These clips may serve to show you the joys of Foxnews and TYT. This sort of
stuff is NOT on Dutch TV, alas.
O, and as to the Glenn Becks: I love them! Let them speak out - as long as one
is free to contradict and lampoon them, that is!
As you may know I love mathematics and I like programming
a lot, the last - by the way - being also a moral lesson in practice, for real
programming faces you with all your own mistakes (or most of them, hopefully,
at least) and learns you to cope with frustration.
There are very many programming languages (at least a
thousand) and programming is not so easy to learn, at least not if you want to
be able to write programs that are useful, and do more than a few simple
Here are two links concerning two specific
languages, with brief comments following
The first link is to cincom, which is a
commercial firm that owns and develops its own Smalltalk called VisualWorks.
There is a freely available non-commercial version, and it is very good and
very powerful - the last on condition that you learn Smalltalk and the
Fortunately, VisualWorks has a lot of good, clear
documentation, lots of examples, and good tutorials to get you started. I am
in some ways a Smalltalk fan, especially because I like the Smalltalk
programming language a lot, and in some ways also I am not, but these I don't
need to go into since these start being operative and meaningful only when you
can program fairly well to start with.
Anyway - if you are interested at all in programming in
Smalltalk, or indeed in learning to program, the first of the above two links
is definitely helpful and interesting.
The second link I owe to an entry on the Squeak
developers' list of today - and
Squeak is another
Smalltalk, also interesting, but considerably less well documented than
VisualWorks, and so less easier to learn, also because it is in some ways more
powerful than VisualWorks (in others decidedly not, though).
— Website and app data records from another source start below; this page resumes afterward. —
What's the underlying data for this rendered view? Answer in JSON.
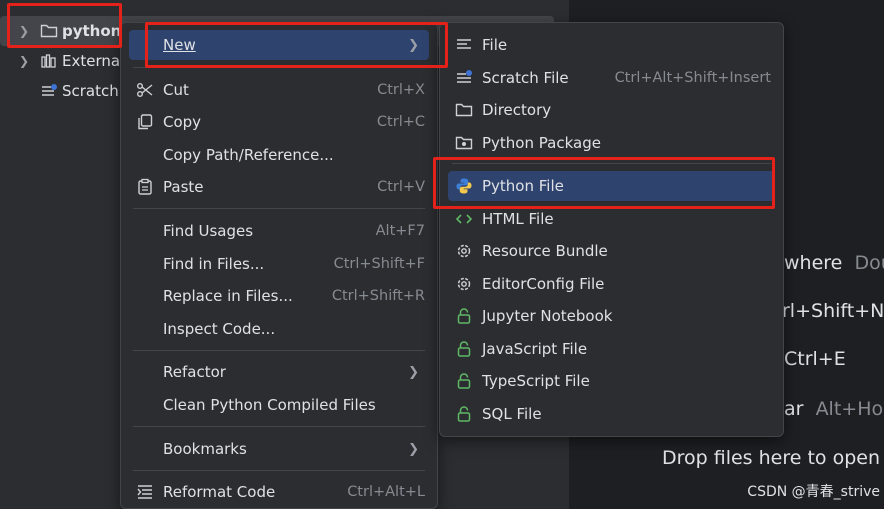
{
  "tree": {
    "project_label": "python",
    "external_label": "Externa",
    "scratch_label": "Scratch"
  },
  "main_menu": {
    "new": "New",
    "cut": "Cut",
    "cut_sc": "Ctrl+X",
    "copy": "Copy",
    "copy_sc": "Ctrl+C",
    "copy_path": "Copy Path/Reference...",
    "paste": "Paste",
    "paste_sc": "Ctrl+V",
    "find_usages": "Find Usages",
    "find_usages_sc": "Alt+F7",
    "find_in_files": "Find in Files...",
    "find_in_files_sc": "Ctrl+Shift+F",
    "replace_in_files": "Replace in Files...",
    "replace_in_files_sc": "Ctrl+Shift+R",
    "inspect_code": "Inspect Code...",
    "refactor": "Refactor",
    "clean_compiled": "Clean Python Compiled Files",
    "bookmarks": "Bookmarks",
    "reformat": "Reformat Code",
    "reformat_sc": "Ctrl+Alt+L"
  },
  "sub_menu": {
    "file": "File",
    "scratch_file": "Scratch File",
    "scratch_file_sc": "Ctrl+Alt+Shift+Insert",
    "directory": "Directory",
    "python_package": "Python Package",
    "python_file": "Python File",
    "html_file": "HTML File",
    "resource_bundle": "Resource Bundle",
    "editorconfig": "EditorConfig File",
    "jupyter": "Jupyter Notebook",
    "javascript": "JavaScript File",
    "typescript": "TypeScript File",
    "sql": "SQL File"
  },
  "editor_hints": {
    "where": "where",
    "where_key": "Dou",
    "line2": "rl+Shift+N",
    "line3": "Ctrl+E",
    "ar": "ar",
    "ar_key": "Alt+Ho",
    "drop": "Drop files here to open"
  },
  "watermark": "CSDN @青春_strive",
  "colors": {
    "highlight_red": "#e5221a",
    "selection_blue": "#2e436e",
    "menu_bg": "#2b2d30"
  }
}
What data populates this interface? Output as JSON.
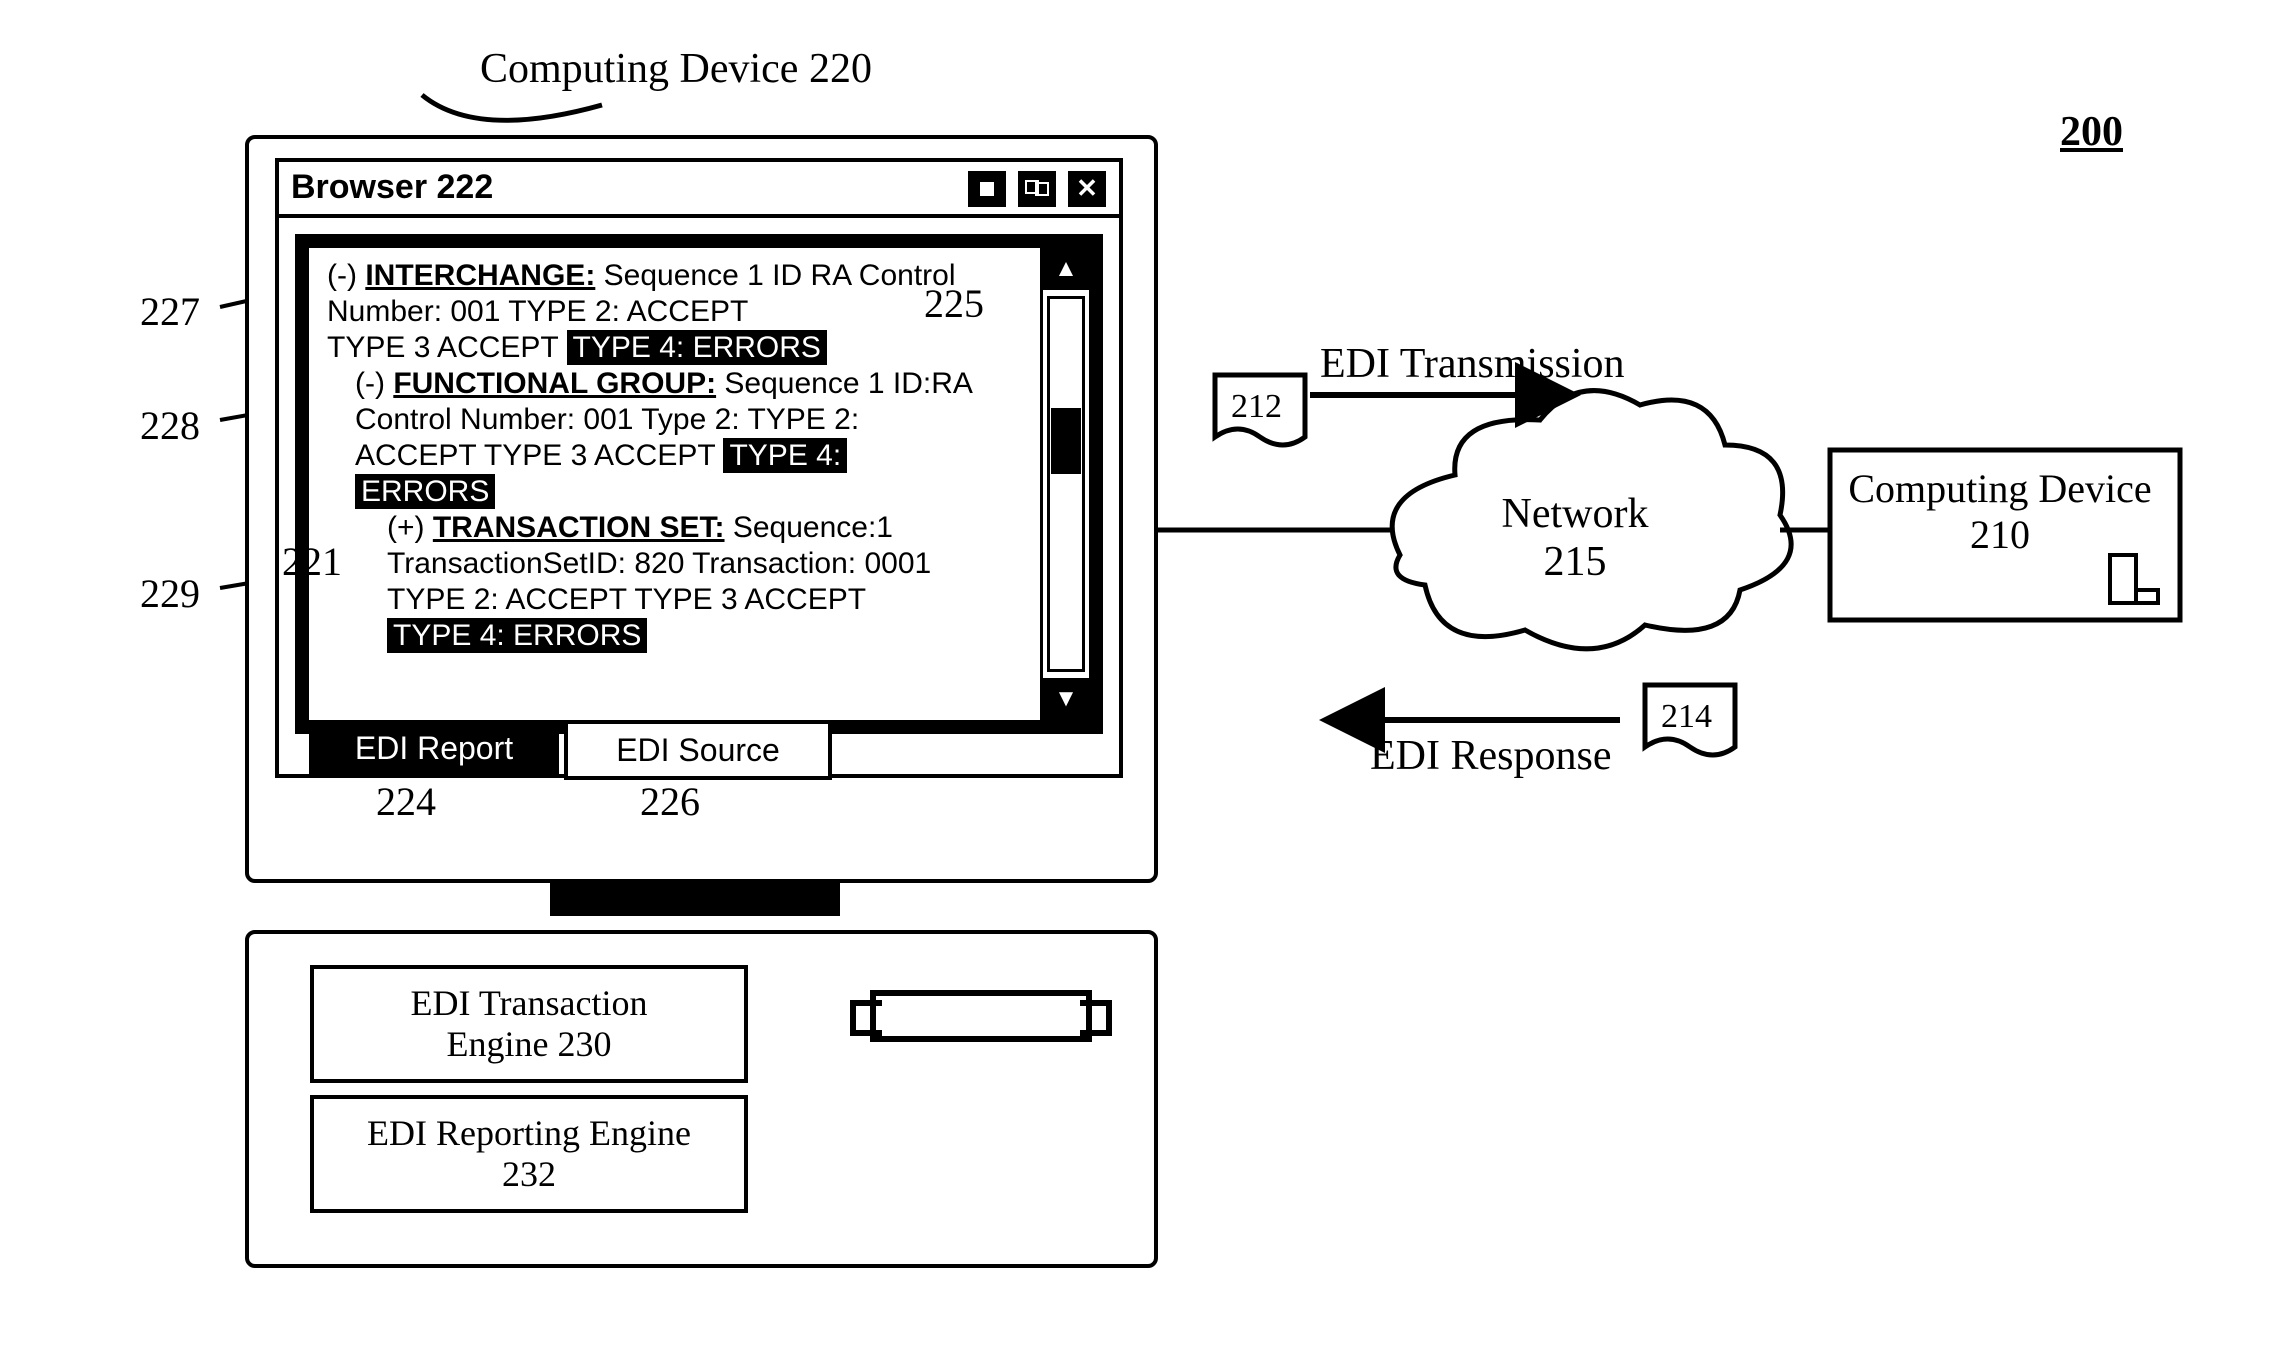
{
  "figure_number": "200",
  "computing_device_220_label": "Computing Device 220",
  "browser_title": "Browser 222",
  "tab_report": "EDI Report",
  "tab_source": "EDI Source",
  "interchange_header": "INTERCHANGE:",
  "interchange_rest": " Sequence 1 ID RA Control",
  "interchange_l2": "Number: 001  TYPE 2: ACCEPT",
  "interchange_l3a": "TYPE 3 ACCEPT ",
  "interchange_l3b": "TYPE 4: ERRORS",
  "fg_header": "FUNCTIONAL GROUP:",
  "fg_rest": " Sequence 1 ID:RA",
  "fg_l2": "Control Number: 001 Type 2: TYPE 2:",
  "fg_l3a": "ACCEPT TYPE 3 ACCEPT  ",
  "fg_l3b": "TYPE 4:",
  "fg_l4": "ERRORS",
  "ts_header": "TRANSACTION SET:",
  "ts_rest": " Sequence:1",
  "ts_l2": "TransactionSetID: 820  Transaction: 0001",
  "ts_l3": "TYPE 2: ACCEPT TYPE 3 ACCEPT",
  "ts_l4": "TYPE 4: ERRORS",
  "engine_transaction": "EDI Transaction\nEngine 230",
  "engine_reporting": "EDI Reporting Engine\n232",
  "edi_transmission": "EDI Transmission",
  "edi_response": "EDI Response",
  "network_label": "Network\n215",
  "computing_device_210": "Computing Device\n210",
  "ref_212": "212",
  "ref_214": "214",
  "ref_221": "221",
  "ref_224": "224",
  "ref_225": "225",
  "ref_226": "226",
  "ref_227": "227",
  "ref_228": "228",
  "ref_229": "229"
}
That second link is a very good introduction to
(that has very little to do with the programming language Java, which I like a
It is by one Marijn Haverbeeke (never heard of him,
but it is a Dutch or Flemish name), in good English, and it is meant for people who
are new to programming, and it is, as I said, very well done.
So this last link introduces you in a very clear and
rather comprehensive way to programming, also in a quite well-designed clear
programming language, with a nice environment. (There is a fine zip-file on
offer, that painlessly installs, and gives you the whole book for free.)
that it enables you to program stuff that runs in a webbrowser, and improve
Recommended! (But see also
really interesting - Firebug
especially Firefox if you are interested - and for me this is new too, but all
of it looks really good.)
P.S. There is one caveat though, which I should add
access to fine and well-crafted tutorials that enable you to learn programming
- but it is fair to add that programming is not easy, though it is fun if you
have the type of mind fit for it, and will take a considerable amount of time to
learn to a level that allows you to write somewhat complicated programs of
That is: It is not something you learn during a free Sunday's
afternoon, and it also does require some sort of aptitude for mathematical or
logical thinking. But once you get the knack, it is fun (as long as you're not
caught in some hopeless obscure bug you created, that inevitably will happen,
and not just once or twice), and may help you a lot in quite a few ways.
And after all, computers are machines to run programs, so
it is nice and helpful to have some understanding of this, and if possible
also acquire some practical facility in using all this programming power a
modern PC gives you - which is the reason to provide these links.
Indeed, if I find the health I will try to convert
the Bayes-stuff I wrote a few years ago in
is basically simple, and it is really helpful too, even in judging politics
and politicians, as my last (Dutch) link may show you, with an example.